Work item: Copy out the whole listing below exactly.

──────── Data for this task ────────

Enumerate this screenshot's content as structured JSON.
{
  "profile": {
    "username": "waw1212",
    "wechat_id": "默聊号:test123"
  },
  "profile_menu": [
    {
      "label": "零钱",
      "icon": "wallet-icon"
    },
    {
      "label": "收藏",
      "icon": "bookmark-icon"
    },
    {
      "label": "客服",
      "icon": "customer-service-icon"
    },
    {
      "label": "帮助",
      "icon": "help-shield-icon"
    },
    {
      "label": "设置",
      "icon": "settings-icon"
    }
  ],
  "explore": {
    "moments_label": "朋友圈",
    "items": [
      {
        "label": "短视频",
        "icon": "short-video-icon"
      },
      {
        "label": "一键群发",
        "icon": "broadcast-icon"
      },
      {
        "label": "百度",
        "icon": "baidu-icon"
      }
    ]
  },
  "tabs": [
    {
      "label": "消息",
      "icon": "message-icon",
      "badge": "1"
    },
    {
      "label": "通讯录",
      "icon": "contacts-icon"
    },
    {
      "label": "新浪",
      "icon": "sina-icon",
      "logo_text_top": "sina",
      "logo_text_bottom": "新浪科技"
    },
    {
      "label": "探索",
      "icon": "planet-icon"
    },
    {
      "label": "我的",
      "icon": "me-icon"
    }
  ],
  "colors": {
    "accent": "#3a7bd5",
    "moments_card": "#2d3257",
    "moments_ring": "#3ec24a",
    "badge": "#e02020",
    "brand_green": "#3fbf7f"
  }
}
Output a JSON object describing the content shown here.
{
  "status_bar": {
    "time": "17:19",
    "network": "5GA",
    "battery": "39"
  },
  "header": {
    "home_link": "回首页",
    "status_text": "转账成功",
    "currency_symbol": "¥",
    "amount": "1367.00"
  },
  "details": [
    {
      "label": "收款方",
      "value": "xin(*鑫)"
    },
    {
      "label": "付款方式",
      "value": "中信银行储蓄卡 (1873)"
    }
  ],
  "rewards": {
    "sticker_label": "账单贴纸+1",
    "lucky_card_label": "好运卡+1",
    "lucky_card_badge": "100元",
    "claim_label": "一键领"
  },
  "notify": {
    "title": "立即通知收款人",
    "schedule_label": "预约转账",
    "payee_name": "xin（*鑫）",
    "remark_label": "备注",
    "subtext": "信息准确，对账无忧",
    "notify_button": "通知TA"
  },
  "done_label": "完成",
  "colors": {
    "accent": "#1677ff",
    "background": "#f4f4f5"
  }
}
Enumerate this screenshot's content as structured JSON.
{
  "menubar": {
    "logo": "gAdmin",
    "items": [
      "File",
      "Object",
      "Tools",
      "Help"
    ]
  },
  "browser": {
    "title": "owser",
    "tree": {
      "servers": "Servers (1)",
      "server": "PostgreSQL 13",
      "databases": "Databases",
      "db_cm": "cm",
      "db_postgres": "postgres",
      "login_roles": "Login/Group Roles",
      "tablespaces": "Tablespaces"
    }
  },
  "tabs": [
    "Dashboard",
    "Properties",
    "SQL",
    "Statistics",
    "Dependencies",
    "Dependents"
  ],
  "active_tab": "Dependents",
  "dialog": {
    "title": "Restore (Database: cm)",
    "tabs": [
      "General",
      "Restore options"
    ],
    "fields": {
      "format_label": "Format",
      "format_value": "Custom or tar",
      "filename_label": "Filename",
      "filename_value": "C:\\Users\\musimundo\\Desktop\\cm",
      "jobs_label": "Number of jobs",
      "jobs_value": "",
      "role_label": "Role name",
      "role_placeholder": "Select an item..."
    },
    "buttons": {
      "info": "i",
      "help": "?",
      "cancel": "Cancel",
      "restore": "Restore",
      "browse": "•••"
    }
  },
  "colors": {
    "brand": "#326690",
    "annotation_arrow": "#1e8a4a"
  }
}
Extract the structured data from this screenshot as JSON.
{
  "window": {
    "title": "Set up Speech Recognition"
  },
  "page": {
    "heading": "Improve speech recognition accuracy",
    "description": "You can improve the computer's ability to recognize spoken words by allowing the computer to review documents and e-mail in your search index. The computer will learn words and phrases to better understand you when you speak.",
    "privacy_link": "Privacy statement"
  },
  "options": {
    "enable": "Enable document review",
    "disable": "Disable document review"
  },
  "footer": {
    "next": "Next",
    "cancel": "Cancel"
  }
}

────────

Written solution:
Enumerate this screenshot's content as structured JSON.
{
  "profile": {
    "username": "waw1212",
    "wechat_id": "默聊号:test123"
  },
  "profile_menu": [
    {
      "label": "零钱",
      "icon": "wallet-icon"
    },
    {
      "label": "收藏",
      "icon": "bookmark-icon"
    },
    {
      "label": "客服",
      "icon": "customer-service-icon"
    },
    {
      "label": "帮助",
      "icon": "help-shield-icon"
    },
    {
      "label": "设置",
      "icon": "settings-icon"
    }
  ],
  "explore": {
    "moments_label": "朋友圈",
    "items": [
      {
        "label": "短视频",
        "icon": "short-video-icon"
      },
      {
        "label": "一键群发",
        "icon": "broadcast-icon"
      },
      {
        "label": "百度",
        "icon": "baidu-icon"
      }
    ]
  },
  "tabs": [
    {
      "label": "消息",
      "icon": "message-icon",
      "badge": "1"
    },
    {
      "label": "通讯录",
      "icon": "contacts-icon"
    },
    {
      "label": "新浪",
      "icon": "sina-icon",
      "logo_text_top": "sina",
      "logo_text_bottom": "新浪科技"
    },
    {
      "label": "探索",
      "icon": "planet-icon"
    },
    {
      "label": "我的",
      "icon": "me-icon"
    }
  ],
  "colors": {
    "accent": "#3a7bd5",
    "moments_card": "#2d3257",
    "moments_ring": "#3ec24a",
    "badge": "#e02020",
    "brand_green": "#3fbf7f"
  }
}
Output a JSON object describing the content shown here.
{
  "status_bar": {
    "time": "17:19",
    "network": "5GA",
    "battery": "39"
  },
  "header": {
    "home_link": "回首页",
    "status_text": "转账成功",
    "currency_symbol": "¥",
    "amount": "1367.00"
  },
  "details": [
    {
      "label": "收款方",
      "value": "xin(*鑫)"
    },
    {
      "label": "付款方式",
      "value": "中信银行储蓄卡 (1873)"
    }
  ],
  "rewards": {
    "sticker_label": "账单贴纸+1",
    "lucky_card_label": "好运卡+1",
    "lucky_card_badge": "100元",
    "claim_label": "一键领"
  },
  "notify": {
    "title": "立即通知收款人",
    "schedule_label": "预约转账",
    "payee_name": "xin（*鑫）",
    "remark_label": "备注",
    "subtext": "信息准确，对账无忧",
    "notify_button": "通知TA"
  },
  "done_label": "完成",
  "colors": {
    "accent": "#1677ff",
    "background": "#f4f4f5"
  }
}
Enumerate this screenshot's content as structured JSON.
{
  "menubar": {
    "logo": "gAdmin",
    "items": [
      "File",
      "Object",
      "Tools",
      "Help"
    ]
  },
  "browser": {
    "title": "owser",
    "tree": {
      "servers": "Servers (1)",
      "server": "PostgreSQL 13",
      "databases": "Databases",
      "db_cm": "cm",
      "db_postgres": "postgres",
      "login_roles": "Login/Group Roles",
      "tablespaces": "Tablespaces"
    }
  },
  "tabs": [
    "Dashboard",
    "Properties",
    "SQL",
    "Statistics",
    "Dependencies",
    "Dependents"
  ],
  "active_tab": "Dependents",
  "dialog": {
    "title": "Restore (Database: cm)",
    "tabs": [
      "General",
      "Restore options"
    ],
    "fields": {
      "format_label": "Format",
      "format_value": "Custom or tar",
      "filename_label": "Filename",
      "filename_value": "C:\\Users\\musimundo\\Desktop\\cm",
      "jobs_label": "Number of jobs",
      "jobs_value": "",
      "role_label": "Role name",
      "role_placeholder": "Select an item..."
    },
    "buttons": {
      "info": "i",
      "help": "?",
      "cancel": "Cancel",
      "restore": "Restore",
      "browse": "•••"
    }
  },
  "colors": {
    "brand": "#326690",
    "annotation_arrow": "#1e8a4a"
  }
}
Extract the structured data from this screenshot as JSON.
{
  "window": {
    "title": "Set up Speech Recognition"
  },
  "page": {
    "heading": "Improve speech recognition accuracy",
    "description": "You can improve the computer's ability to recognize spoken words by allowing the computer to review documents and e-mail in your search index. The computer will learn words and phrases to better understand you when you speak.",
    "privacy_link": "Privacy statement"
  },
  "options": {
    "enable": "Enable document review",
    "disable": "Disable document review"
  },
  "footer": {
    "next": "Next",
    "cancel": "Cancel"
  }
}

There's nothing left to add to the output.